Get Your Perfect Philly Weekend Now, Before the Heat
For even casual patriots, it might be tempting to visit Philadelphia around Independence Day. Please don’t. In the dead of summer, the city is about as comfortable as a pressure cooker full of maple syrup, busy with tourists and devoid of locals wise enough to decamp to the mountains or beach. You want Philly now, early June, when it’s warm enough to tackle one of the world’s largest urban park systems, but cool enough to throw back a few Belgian quads at the city’s wild ten-day craft beer festival. Please meet your perfect Philly weekend.
With its unparalleled private collection of post-Impressionist art (more Cezannes than all the museums in Paris, more Renoirs than anywhere in the world), the Barnes Foundation (2025 Benjamin Franklin Pkwy; 215-278-7200) just celebrated the one-year anniversary of its controversial relocation from suburban Merion to a modern HQ in Center City. You’ll need at least two hours to take in the unorthodox, sunlit galleries. Time it so that you end your ogling at 6 p.m., just as the Barnes’ Friday night music series, starring locals acts such as Alô Brasil and the Oscuro Quintet, kicks off.

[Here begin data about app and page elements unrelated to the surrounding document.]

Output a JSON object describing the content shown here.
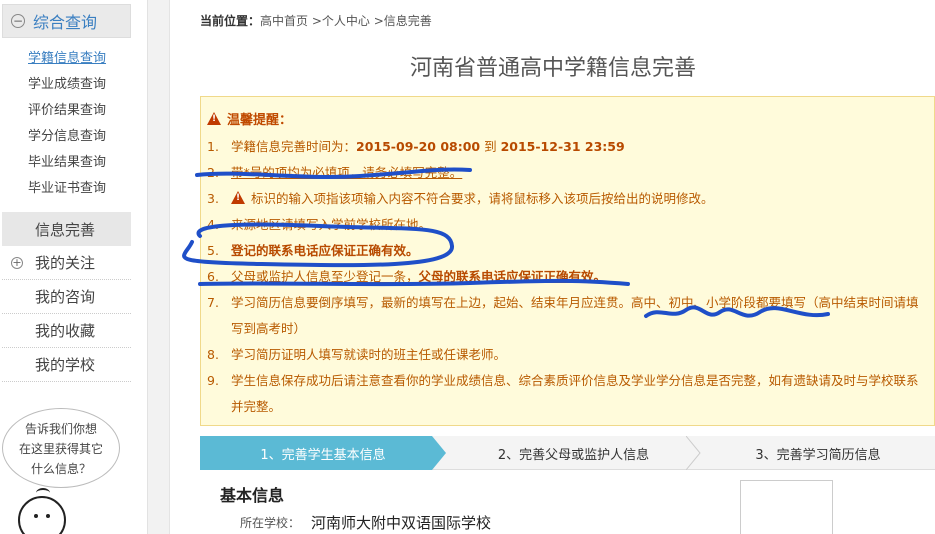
{
  "sidebar": {
    "section1": {
      "icon": "minus-circle-icon",
      "title": "综合查询"
    },
    "sublinks": [
      "学籍信息查询",
      "学业成绩查询",
      "评价结果查询",
      "学分信息查询",
      "毕业结果查询",
      "毕业证书查询"
    ],
    "info_complete": "信息完善",
    "my_follow": {
      "icon": "plus-circle-icon",
      "title": "我的关注"
    },
    "my_consult": "我的咨询",
    "my_fav": "我的收藏",
    "my_school": "我的学校",
    "bubble": [
      "告诉我们你想",
      "在这里获得其它",
      "什么信息？"
    ]
  },
  "breadcrumb": {
    "label": "当前位置：",
    "path": "高中首页 >个人中心 >信息完善"
  },
  "page_title": "河南省普通高中学籍信息完善",
  "notice": {
    "heading": "温馨提醒：",
    "items": [
      {
        "n": "1.",
        "pre": "学籍信息完善时间为：",
        "bold1": "2015-09-20 08:00",
        "mid": " 到 ",
        "bold2": "2015-12-31 23:59"
      },
      {
        "n": "2.",
        "text": "带*号的项均为必填项，请务必填写完整。"
      },
      {
        "n": "3.",
        "text": "标识的输入项指该项输入内容不符合要求，请将鼠标移入该项后按给出的说明修改。"
      },
      {
        "n": "4.",
        "text": "来源地区请填写入学前学校所在地。"
      },
      {
        "n": "5.",
        "text": "登记的联系电话应保证正确有效。"
      },
      {
        "n": "6.",
        "pre": "父母或监护人信息至少登记一条，",
        "bold": "父母的联系电话应保证正确有效。"
      },
      {
        "n": "7.",
        "text": "学习简历信息要倒序填写，最新的填写在上边，起始、结束年月应连贯。高中、初中、小学阶段都要填写（高中结束时间请填写到高考时）"
      },
      {
        "n": "8.",
        "text": "学习简历证明人填写就读时的班主任或任课老师。"
      },
      {
        "n": "9.",
        "text": "学生信息保存成功后请注意查看你的学业成绩信息、综合素质评价信息及学业学分信息是否完整，如有遗缺请及时与学校联系并完整。"
      }
    ]
  },
  "steps": [
    "1、完善学生基本信息",
    "2、完善父母或监护人信息",
    "3、完善学习简历信息"
  ],
  "basic": {
    "title": "基本信息",
    "school_label": "所在学校：",
    "school_value": "河南师大附中双语国际学校"
  },
  "colors": {
    "accent": "#3a7fc1",
    "notice_bg": "#fffbdb",
    "notice_text": "#b85a00",
    "step_active": "#5bbad5",
    "ink": "#1f4fc8"
  }
}
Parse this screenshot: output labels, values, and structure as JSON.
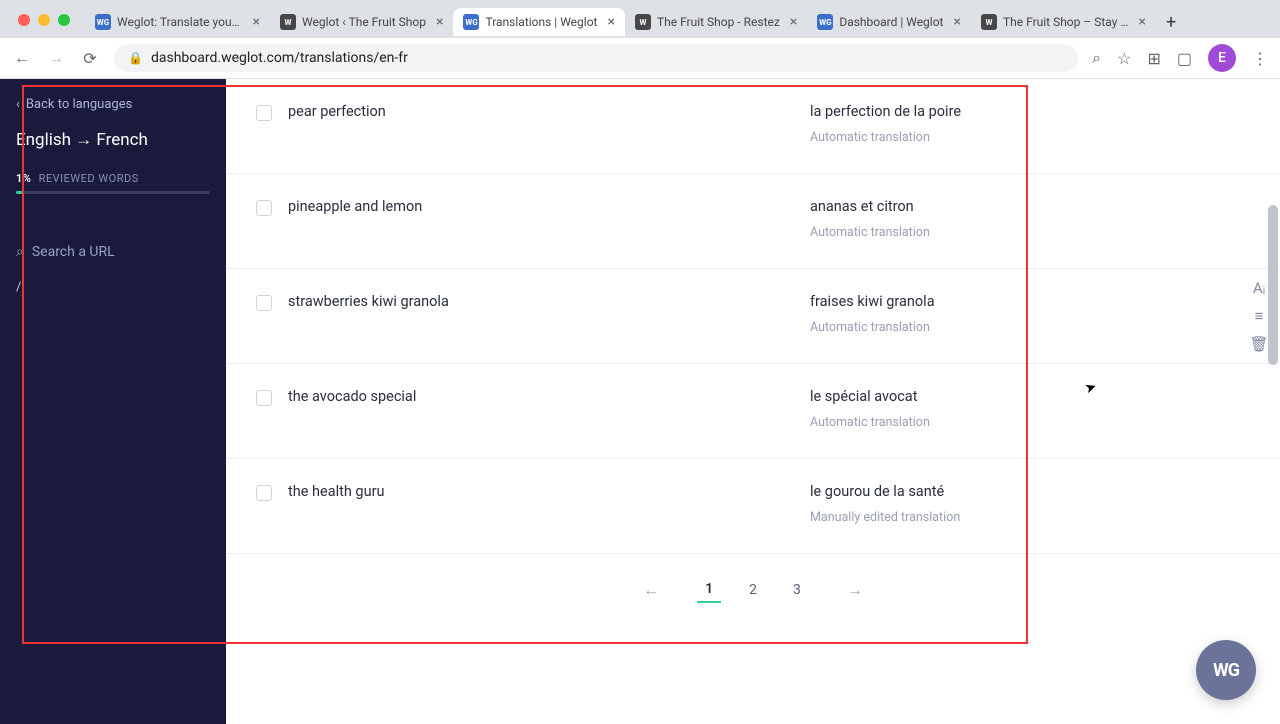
{
  "browser": {
    "tabs": [
      {
        "title": "Weglot: Translate your w",
        "favicon": "WG"
      },
      {
        "title": "Weglot ‹ The Fruit Shop",
        "favicon": "wp"
      },
      {
        "title": "Translations | Weglot",
        "favicon": "WG",
        "active": true
      },
      {
        "title": "The Fruit Shop - Restez",
        "favicon": "wp"
      },
      {
        "title": "Dashboard | Weglot",
        "favicon": "WG"
      },
      {
        "title": "The Fruit Shop – Stay He",
        "favicon": "wp"
      }
    ],
    "url": "dashboard.weglot.com/translations/en-fr",
    "avatar_initial": "E"
  },
  "sidebar": {
    "back_label": "Back to languages",
    "lang_pair": "English → French",
    "reviewed_pct": "1%",
    "reviewed_label": "REVIEWED WORDS",
    "search_placeholder": "Search a URL",
    "path": "/"
  },
  "rows": [
    {
      "src": "pear perfection",
      "tgt": "la perfection de la poire",
      "status": "Automatic translation"
    },
    {
      "src": "pineapple and lemon",
      "tgt": "ananas et citron",
      "status": "Automatic translation"
    },
    {
      "src": "strawberries kiwi granola",
      "tgt": "fraises kiwi granola",
      "status": "Automatic translation",
      "hover": true
    },
    {
      "src": "the avocado special",
      "tgt": "le spécial avocat",
      "status": "Automatic translation"
    },
    {
      "src": "the health guru",
      "tgt": "le gourou de la santé",
      "status": "Manually edited translation"
    }
  ],
  "pagination": {
    "pages": [
      "1",
      "2",
      "3"
    ],
    "active": "1"
  },
  "fab": "WG"
}
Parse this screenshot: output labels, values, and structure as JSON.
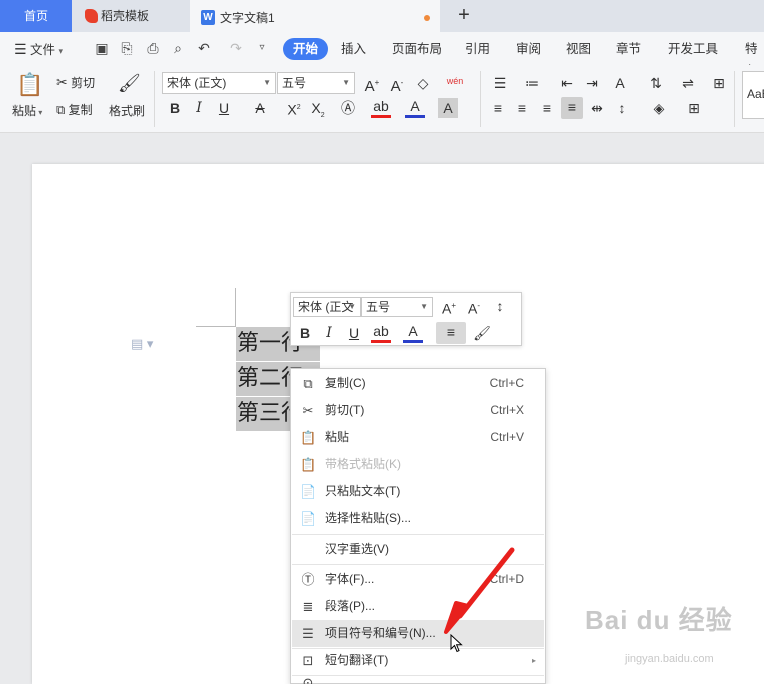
{
  "tabs": {
    "home": "首页",
    "template": "稻壳模板",
    "document": "文字文稿1"
  },
  "menubar": {
    "file": "文件",
    "items": [
      "开始",
      "插入",
      "页面布局",
      "引用",
      "审阅",
      "视图",
      "章节",
      "开发工具",
      "特色"
    ]
  },
  "ribbon": {
    "paste": "粘贴",
    "cut": "剪切",
    "copy": "复制",
    "format_painter": "格式刷",
    "font_name": "宋体 (正文)",
    "font_size": "五号",
    "style_preview": "AaB",
    "phonetic": "wén"
  },
  "document": {
    "lines": [
      "第一行",
      "第二行",
      "第三行"
    ]
  },
  "mini_toolbar": {
    "font_name": "宋体 (正文",
    "font_size": "五号"
  },
  "context_menu": {
    "items": [
      {
        "label": "复制(C)",
        "shortcut": "Ctrl+C",
        "icon": "copy-icon",
        "disabled": false
      },
      {
        "label": "剪切(T)",
        "shortcut": "Ctrl+X",
        "icon": "scissors-icon",
        "disabled": false
      },
      {
        "label": "粘贴",
        "shortcut": "Ctrl+V",
        "icon": "paste-icon",
        "disabled": false
      },
      {
        "label": "带格式粘贴(K)",
        "shortcut": "",
        "icon": "paste-formatted-icon",
        "disabled": true
      },
      {
        "label": "只粘贴文本(T)",
        "shortcut": "",
        "icon": "paste-text-icon",
        "disabled": false
      },
      {
        "label": "选择性粘贴(S)...",
        "shortcut": "",
        "icon": "paste-special-icon",
        "disabled": false
      },
      {
        "label": "汉字重选(V)",
        "shortcut": "",
        "icon": "",
        "disabled": false
      },
      {
        "label": "字体(F)...",
        "shortcut": "Ctrl+D",
        "icon": "font-icon",
        "disabled": false
      },
      {
        "label": "段落(P)...",
        "shortcut": "",
        "icon": "paragraph-icon",
        "disabled": false
      },
      {
        "label": "项目符号和编号(N)...",
        "shortcut": "",
        "icon": "bullets-icon",
        "disabled": false,
        "highlighted": true
      },
      {
        "label": "短句翻译(T)",
        "shortcut": "",
        "icon": "translate-icon",
        "disabled": false
      }
    ]
  },
  "watermark": {
    "brand": "Bai du 经验",
    "url": "jingyan.baidu.com"
  },
  "colors": {
    "accent": "#3f7bf2",
    "home_tab": "#4a7cf0",
    "selection": "#c9c9c9",
    "arrow": "#e8201d"
  }
}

At 4,100 acres rambling through the Northwest Philly, Fairmount Park is less a neat urban green space than a self-contained horticultural ecosystem, at times prim and manicured, at times as wooded and unruly as something out of a Grimm fairy tale. Explore it by bike, which can be rented by the full ($32) or half ($25) day at Wheel Fun Rentals (1 Boathouse Row; 215-232-7778). An hour’s ride on the Schuylkill River Trail loops you around the iconic Art Museum; Paine’s Park, a stunning new multitiered skatepark; Shofuso, a Japanese house set in vivid gardens; and “the place called the Plateau,” immortalized in Will Smith’s "Summertime.” Official name: Belmont Plateau, and it’s still where everybody goes for the best views of the skyline.
After that ride you deserve a liquid reward, and the City of Brotherly love obliges with ones of the nation’s best craft-beer scenes. Head down to South Philly, once a Peroni stronghold now home to some of the city’s best bars, such as the South Philadelphia Tap Room (1509 Mifflin St; 215-271-7787) in Newbold, a wellspring of rarities from breweries such as Founders, Dogfish Head, and Elysian, and the Industry (1401 E. Moyamensing Ave; 215-271-9500) in Pennsport, where the $6 staff-meal special lets you splurge on barrel-aged biggies from Russian River. If you happen to be in town during Beer Week (through June 9), a ten-day extravaganza that draws amateur and professional beer geeks from all across the globe, be sure to check the festival website for events such as the annual Oskar Blues Rodeo at American Sardine Bar (1800 Federal St; 215-334-2337) in Point Breeze. Chef Scott Schroeder is cooking fried ribs, Rocky Mountain oyster tacos, head-and-foot posole and other dishes starring pork and beef raised on the craft-can pioneer’s Colorado farm.
Sleep in and head to the Farm and the Fisherman (1120 Pine St; 267-687-1555) in the tree-lined Washington Square West neighborhood. There Joshua Lawler, former chef of New York’s Blue Hill at Stone Barns, turns his impeccable 30-seat BYOB into a classroom for butchery seminars (1 p.m., $125–$160) one Sunday each month through the summer. You’ll learn to break down and craft sausage from whole pigs and goats (steer too, minus the links) raised by Lawler’s banker-turned-farmer pal, Dean Carlson of Chester Country’s Weybrook Farm, then feast on your efforts at a five-course lunch. (Email Judy for reservations.)
More from Condé Nast Traveler: